Modeling Tool

When you go into business for yourself, you have to strike a balance between the risks that you assume and the return you expect to receive if you succeed. Obviously, no one likes to take big risks to obtain a small return. A business plan can be used as a modeling tool to look at a variety of scenarios.

 How do you strike a balance between price and sales volume? If increasing the price reduces sales volume, at what point do you achieve maximum profit? Is it better to make a lot of money on fewer units, or a little money on more sales? The answer may surprise you. Assume that it cost \$75 to produce and sell one unit of a product. Look at the following table. It projects how many units of a product can be sold at different price levels.

This type of projection would commonly be based on market research into price elasticity (the extent to which demand for your goods or services is affected by price). Knowing that your cost to produce and sell each unit is \$75, you can also project the overall profit you'll attain at various pricing levels. The profit is determined by subtracting the cost (\$75) of each unit from the selling price and multiplying the result by the projected sales volume. Take a look:

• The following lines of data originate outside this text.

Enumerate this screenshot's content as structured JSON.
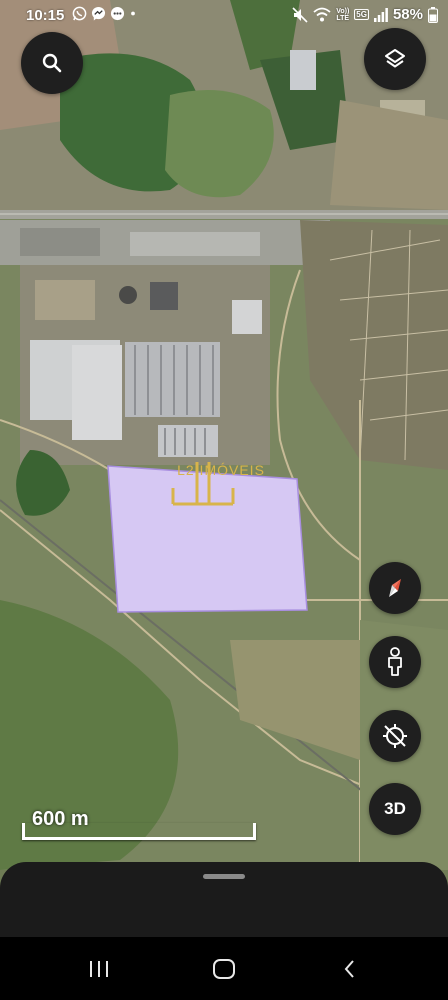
{
  "status_bar": {
    "time": "10:15",
    "battery_percent": "58%",
    "network": "LTE",
    "network_prefix": "Vo))",
    "network_gen": "5G",
    "left_icons": [
      "whatsapp-icon",
      "messenger-icon",
      "chat-icon",
      "dot-icon"
    ],
    "right_icons": [
      "mute-icon",
      "wifi-icon",
      "signal-icon",
      "battery-icon"
    ]
  },
  "map": {
    "search_icon": "search-icon",
    "layers_icon": "layers-icon",
    "controls": {
      "compass": "compass-icon",
      "street_view": "pegman-icon",
      "location": "location-off-icon",
      "view_3d_label": "3D"
    },
    "watermark_text": "L2 IMÓVEIS",
    "scale_label": "600 m",
    "polygon_fill": "#d6c8f3",
    "polygon_stroke": "#a88ee0"
  },
  "nav_bar": {
    "recent_apps_icon": "recent-apps-icon",
    "home_icon": "home-icon",
    "back_icon": "back-icon"
  }
}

As you can see, in this example, the profit remains relatively constant over a rather broad range of sales volume. A sales price of about \$90 maximizes profit on sales of about 95 units. In this case, however, any sales price from \$85 to \$105 is projected to generate at least a \$1,200 profit.

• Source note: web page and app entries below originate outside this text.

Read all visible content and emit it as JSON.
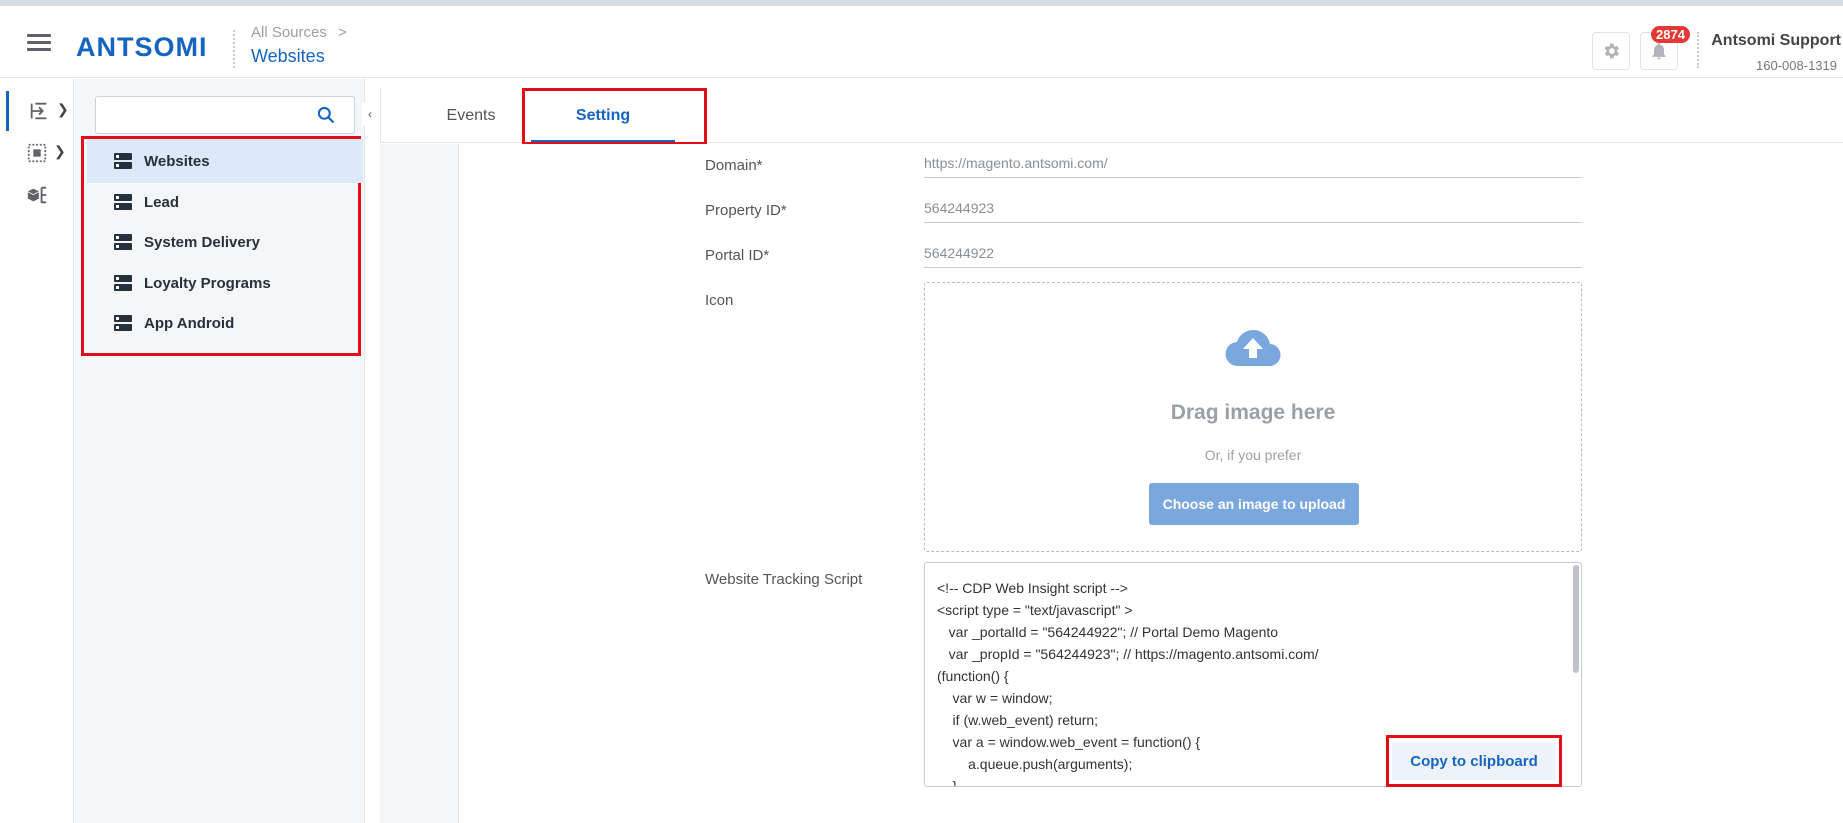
{
  "app": {
    "logo": "ANTSOMI",
    "breadcrumb": {
      "parent": "All Sources",
      "separator": ">",
      "title": "Websites"
    }
  },
  "header": {
    "notification_count": "2874",
    "user_name": "Antsomi Support",
    "user_id": "160-008-1319"
  },
  "rail": {
    "items": [
      {
        "icon": "data-import-icon",
        "active": true
      },
      {
        "icon": "data-group-icon",
        "active": false
      },
      {
        "icon": "box-hierarchy-icon",
        "active": false
      }
    ]
  },
  "sidebar": {
    "search_placeholder": "",
    "items": [
      {
        "label": "Websites",
        "selected": true
      },
      {
        "label": "Lead",
        "selected": false
      },
      {
        "label": "System Delivery",
        "selected": false
      },
      {
        "label": "Loyalty Programs",
        "selected": false
      },
      {
        "label": "App Android",
        "selected": false
      }
    ]
  },
  "tabs": [
    {
      "label": "Events",
      "active": false
    },
    {
      "label": "Setting",
      "active": true
    }
  ],
  "form": {
    "domain": {
      "label": "Domain*",
      "value": "https://magento.antsomi.com/"
    },
    "property_id": {
      "label": "Property ID*",
      "value": "564244923"
    },
    "portal_id": {
      "label": "Portal ID*",
      "value": "564244922"
    },
    "icon": {
      "label": "Icon",
      "drag_title": "Drag image here",
      "drag_sub": "Or, if you prefer",
      "upload_button": "Choose an image to upload"
    },
    "script": {
      "label": "Website Tracking Script",
      "code": "<!-- CDP Web Insight script -->\n<script type = \"text/javascript\" >\n   var _portalId = \"564244922\"; // Portal Demo Magento\n   var _propId = \"564244923\"; // https://magento.antsomi.com/\n(function() {\n    var w = window;\n    if (w.web_event) return;\n    var a = window.web_event = function() {\n        a.queue.push(arguments);\n    }",
      "copy_button": "Copy to clipboard"
    }
  },
  "colors": {
    "brand": "#1565c0",
    "highlight": "#e30d17",
    "badge": "#e53935"
  }
}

So if \$1,200 profit is acceptable, the unit sales could be as high as 120 units and as low as 30 units. This means that other factors, primarily operational, will be important considerations in setting a price. Merely maximizing net profit won't necessarily yield the best long-term result. Consider how different your business's needs would be if you produced 30 units versus 120 to produce the same net profit.

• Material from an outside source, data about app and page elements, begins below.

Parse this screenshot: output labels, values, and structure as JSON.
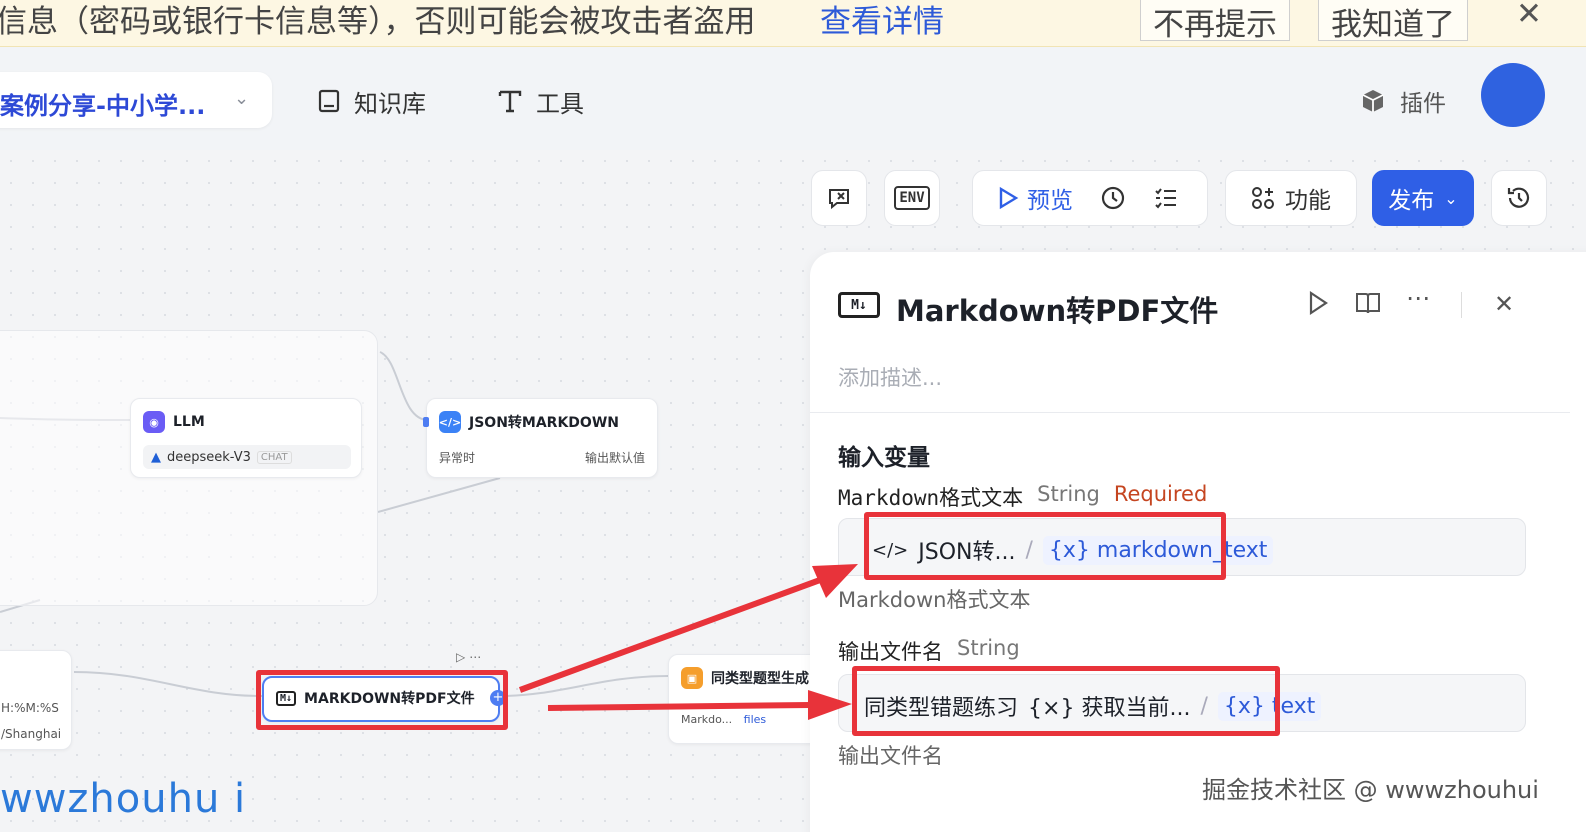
{
  "banner": {
    "text": "信息（密码或银行卡信息等），否则可能会被攻击者盗用",
    "link": "查看详情",
    "dismiss": "不再提示",
    "ack": "我知道了",
    "close": "✕"
  },
  "header": {
    "app_title": "案例分享-中小学...",
    "nav": [
      {
        "label": "知识库",
        "icon": "book-icon"
      },
      {
        "label": "工具",
        "icon": "tool-icon"
      }
    ],
    "plugin_label": "插件"
  },
  "toolbar": {
    "env": "ENV",
    "preview": "预览",
    "feature": "功能",
    "publish": "发布"
  },
  "nodes": {
    "llm": {
      "title": "LLM",
      "model": "deepseek-V3",
      "tag": "CHAT"
    },
    "json2md": {
      "title": "JSON转MARKDOWN",
      "left": "异常时",
      "right": "输出默认值"
    },
    "md2pdf": {
      "title": "MARKDOWN转PDF文件"
    },
    "similar": {
      "title": "同类型题型生成",
      "input1": "Markdo...",
      "input2": "files"
    },
    "partial": {
      "line1": "H:%M:%S",
      "line2": "/Shanghai"
    }
  },
  "panel": {
    "title": "Markdown转PDF文件",
    "icon_text": "M↓",
    "description_placeholder": "添加描述...",
    "section": "输入变量",
    "fields": [
      {
        "name": "Markdown格式文本",
        "type": "String",
        "required": "Required",
        "source_node": "JSON转...",
        "source_var": "markdown_text",
        "hint": "Markdown格式文本"
      },
      {
        "name": "输出文件名",
        "type": "String",
        "prefix": "同类型错题练习",
        "source_node": "获取当前...",
        "source_var": "text",
        "hint": "输出文件名"
      }
    ]
  },
  "watermarks": {
    "left": "wwzhouhu i",
    "right": "掘金技术社区 @ wwwzhouhui"
  },
  "colors": {
    "accent": "#2f5fe6",
    "highlight": "#e8333a"
  }
}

This is the type of modeling that you can do if you have a business plan to serve as an organized framework for considering all the interrelated issues. Suppose you decide to accept a somewhat lower overall profit in exchange for greater sales volume. Will you have enough production capacity? Will you need additional help? Have you got enough space to store that many units? Can your suppliers provide the raw materials you need? Answers to these and other questions are much more readily available if you have a written plan as a modeling tool.